PHOENIX (FOX 10) -- The Arizona State Senate is voting on a bill that would keep voters from dropping off mail-in ballots at the polls on Election Day.
Under the legislation, voters that do not mail in their early ballots on time, would have to vote in person at a polling location, using a provisional ballot. If Senate Bill 1046 is passed, it would mean Arizona voters would not be allowed to wait until the last minute, and then bring in their filled-out ballot to their polling place or an early voting location to turn them in.
Republican State Sen. Michelle Ugenti-Rita says that the delays in vote totals are her motivation for this legislation, but this falls in the context of the highest turnout in the state in a long time, as more than 200,000 voters turned in their mail-in ballots on Election Day. It was an election that saw Martha McSally's election night lead turned into a loss to Kyrsten Sinema weeks later, and Republicans lost seats in the state legislature to Democrats.
Still, State Sen. Ugenti-Rita says it's about tidying up the process.
"Our elections have been delayed with frustratingly slow election results," said State Sen. Ugenti-Rita. "This bill is going to go a long way to relieve that delay that we've been experiencing in our election results for many, many years in Arizona."

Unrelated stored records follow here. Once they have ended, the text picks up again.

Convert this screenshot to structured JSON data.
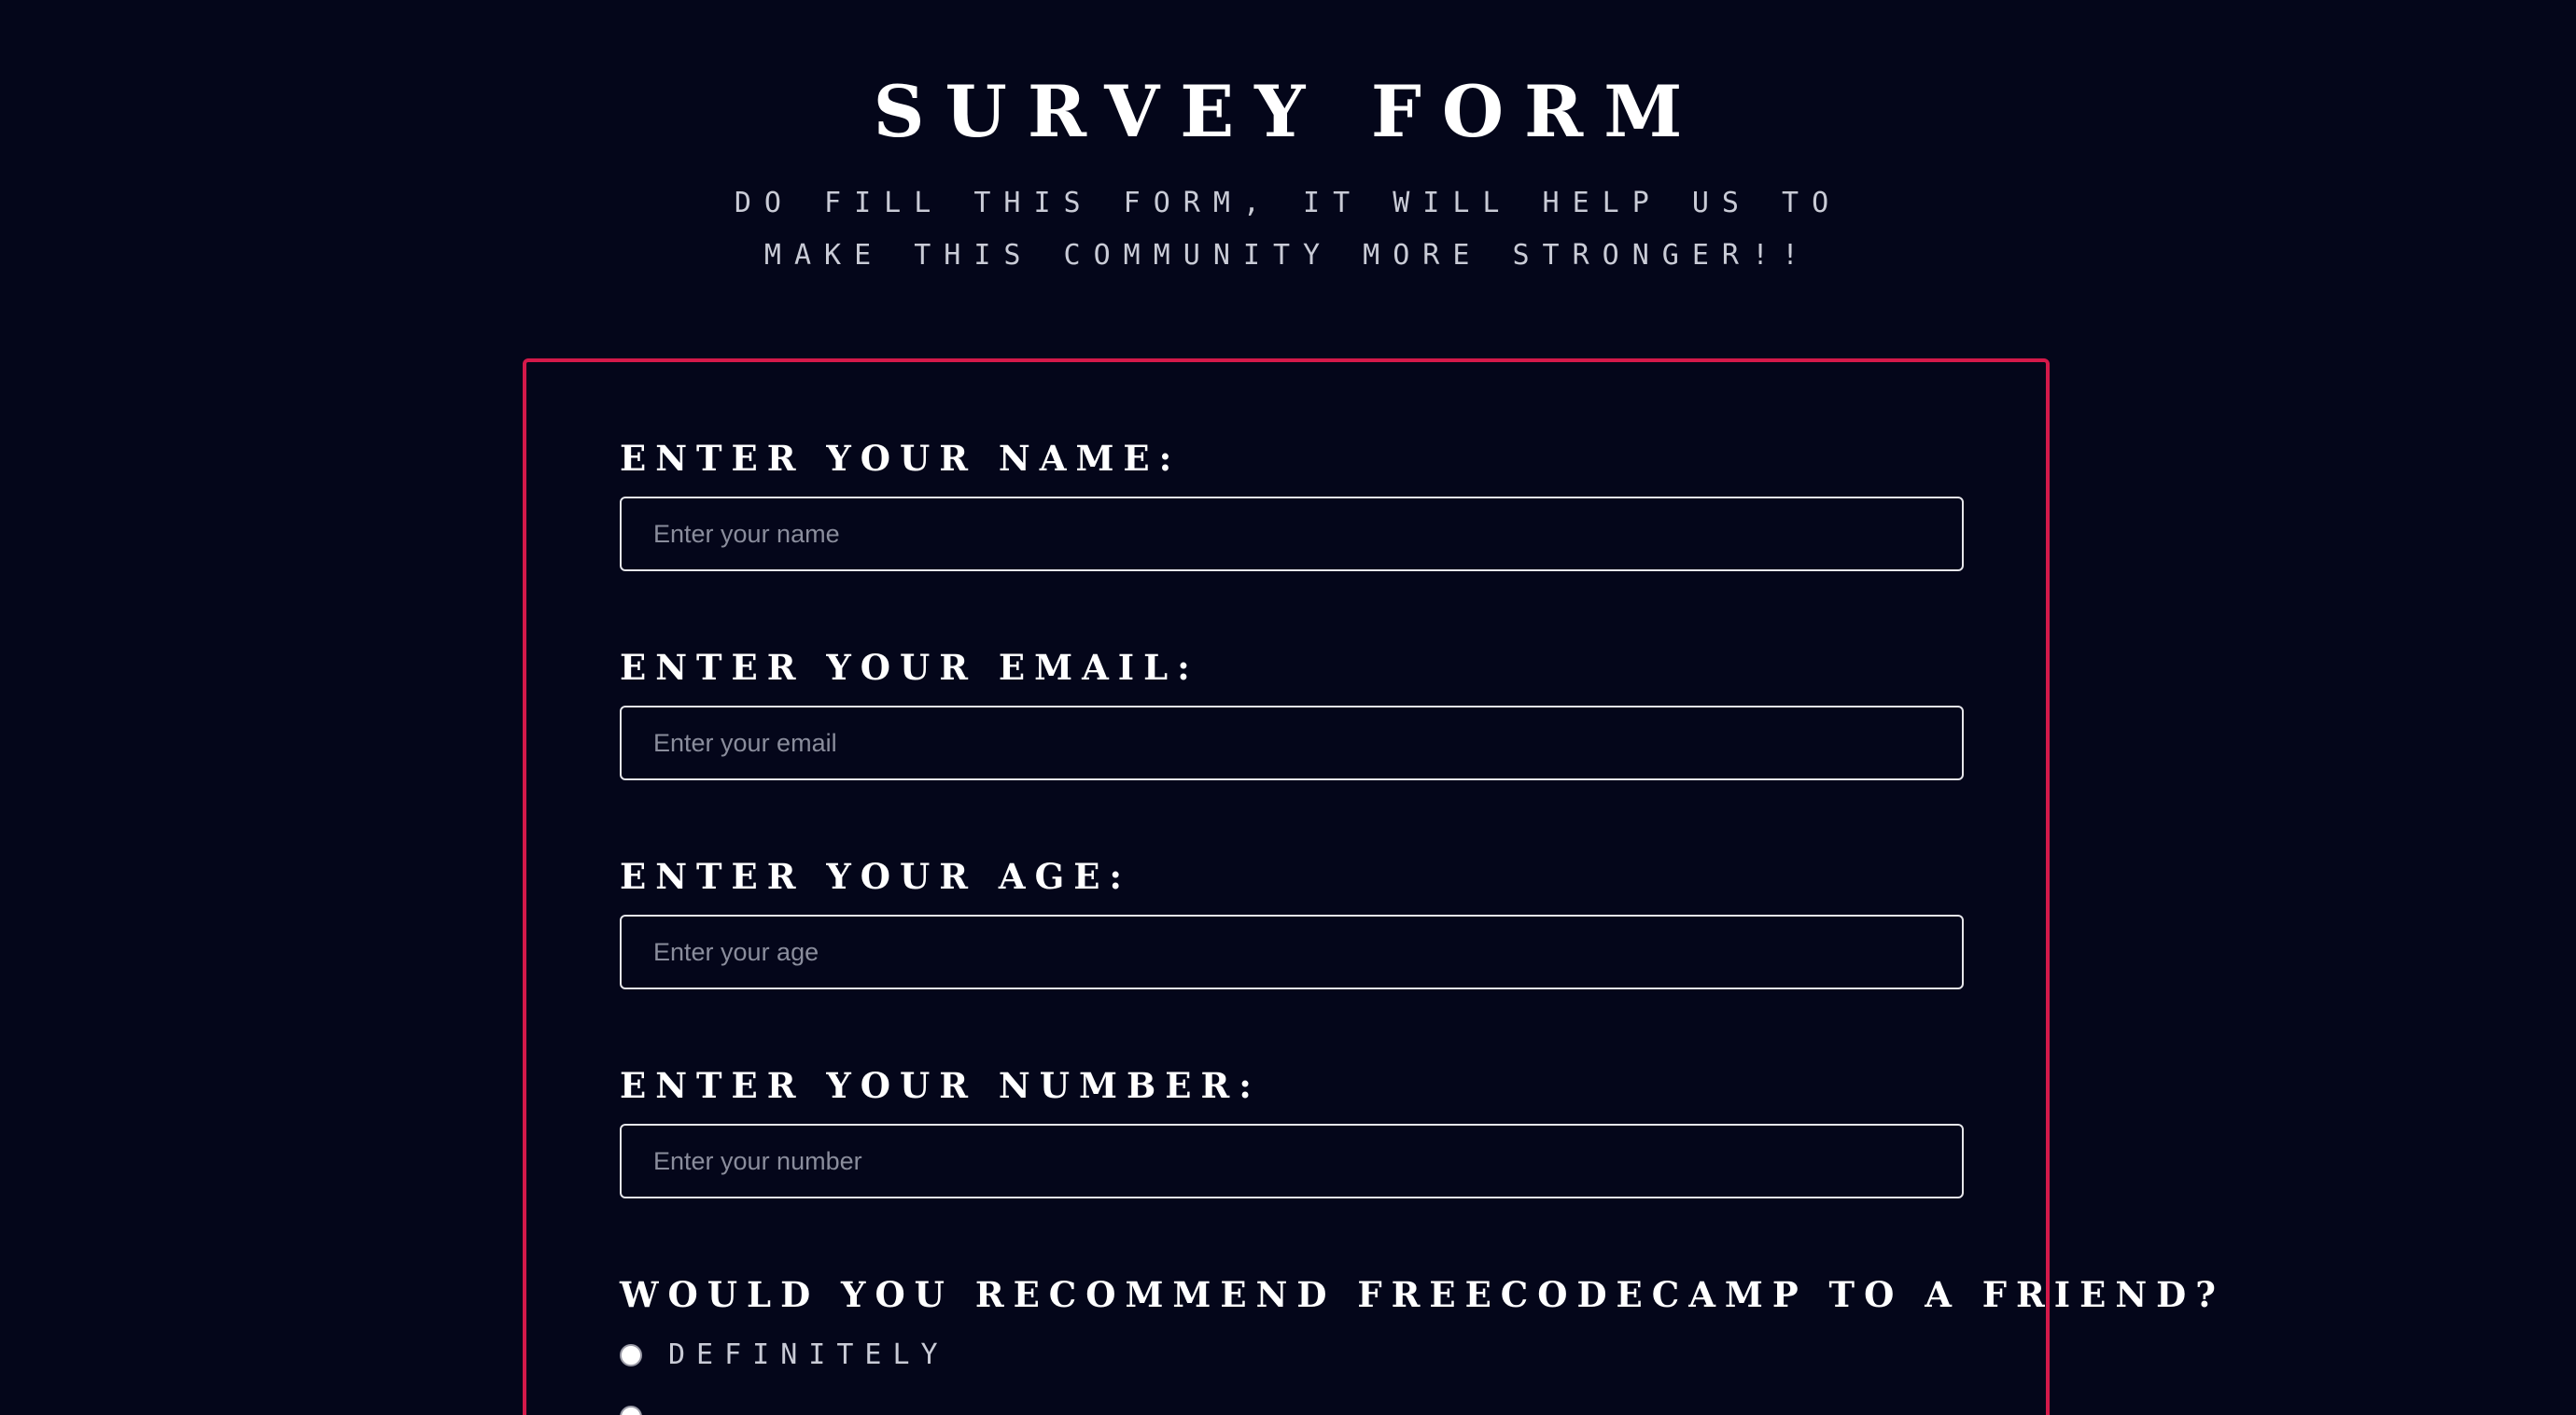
{
  "header": {
    "title": "Survey Form",
    "description": "Do fill this form, it will help us to make this community more stronger!!"
  },
  "form": {
    "fields": [
      {
        "label": "Enter your name:",
        "placeholder": "Enter your name"
      },
      {
        "label": "Enter your email:",
        "placeholder": "Enter your email"
      },
      {
        "label": "Enter your age:",
        "placeholder": "Enter your age"
      },
      {
        "label": "Enter your number:",
        "placeholder": "Enter your number"
      }
    ],
    "recommend": {
      "question": "Would you recommend freeCodeCamp to a friend?",
      "options": [
        {
          "label": "Definitely",
          "selected": false
        }
      ]
    }
  },
  "colors": {
    "background": "#04061a",
    "form_border": "#d4194a",
    "text": "#ffffff",
    "muted_text": "#c9cbd6"
  }
}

"None of what I saw was getting at the heart of trying to make voting easier or trying to get people to the polls," said Democratic State Sen. Juan Mendez. "If anything, how I see this playing out in my district is that some people will become jaded."
"We have confused the right to vote with convenience," said Republican State Sen. J.D. Mesnard. "They are not the same thing."